What you need to do: Your answer must repeat all of the entries word for word, without any images.

Dataset records:

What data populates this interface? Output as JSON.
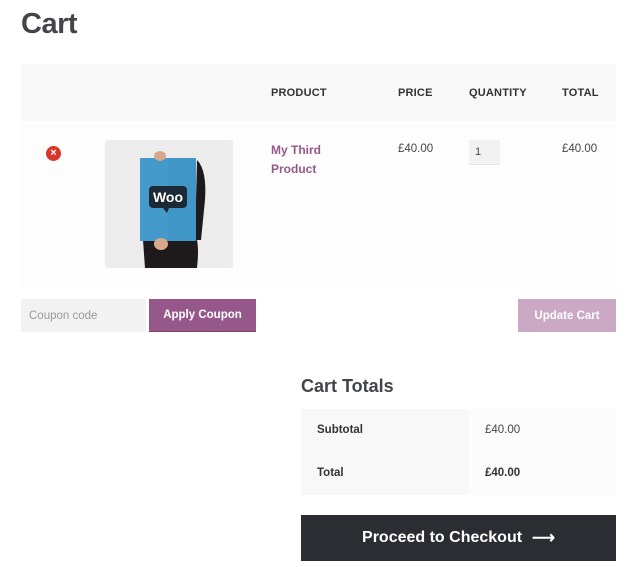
{
  "page": {
    "title": "Cart"
  },
  "cart_table": {
    "headers": {
      "remove": "",
      "thumbnail": "",
      "product": "PRODUCT",
      "price": "PRICE",
      "quantity": "QUANTITY",
      "total": "TOTAL"
    },
    "rows": [
      {
        "remove_icon": "×",
        "thumbnail_alt": "Woo poster",
        "thumbnail_text": "Woo",
        "product_name": "My Third Product",
        "price": "£40.00",
        "quantity": "1",
        "total": "£40.00"
      }
    ]
  },
  "actions": {
    "coupon_placeholder": "Coupon code",
    "coupon_value": "",
    "apply_coupon_label": "Apply Coupon",
    "update_cart_label": "Update Cart"
  },
  "cart_totals": {
    "title": "Cart Totals",
    "rows": [
      {
        "label": "Subtotal",
        "value": "£40.00"
      },
      {
        "label": "Total",
        "value": "£40.00"
      }
    ],
    "checkout_label": "Proceed to Checkout",
    "checkout_arrow": "⟶"
  },
  "colors": {
    "accent": "#96588a",
    "accent_disabled": "#cba8c4",
    "checkout_bg": "#2c2d33",
    "remove_icon": "#d9362b",
    "text": "#43454b"
  }
}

Answer to this problem:
What data populates this interface? Output as JSON.
{
  "page": {
    "title": "Cart"
  },
  "cart_table": {
    "headers": {
      "remove": "",
      "thumbnail": "",
      "product": "PRODUCT",
      "price": "PRICE",
      "quantity": "QUANTITY",
      "total": "TOTAL"
    },
    "rows": [
      {
        "remove_icon": "×",
        "thumbnail_alt": "Woo poster",
        "thumbnail_text": "Woo",
        "product_name": "My Third Product",
        "price": "£40.00",
        "quantity": "1",
        "total": "£40.00"
      }
    ]
  },
  "actions": {
    "coupon_placeholder": "Coupon code",
    "coupon_value": "",
    "apply_coupon_label": "Apply Coupon",
    "update_cart_label": "Update Cart"
  },
  "cart_totals": {
    "title": "Cart Totals",
    "rows": [
      {
        "label": "Subtotal",
        "value": "£40.00"
      },
      {
        "label": "Total",
        "value": "£40.00"
      }
    ],
    "checkout_label": "Proceed to Checkout",
    "checkout_arrow": "⟶"
  },
  "colors": {
    "accent": "#96588a",
    "accent_disabled": "#cba8c4",
    "checkout_bg": "#2c2d33",
    "remove_icon": "#d9362b",
    "text": "#43454b"
  }
}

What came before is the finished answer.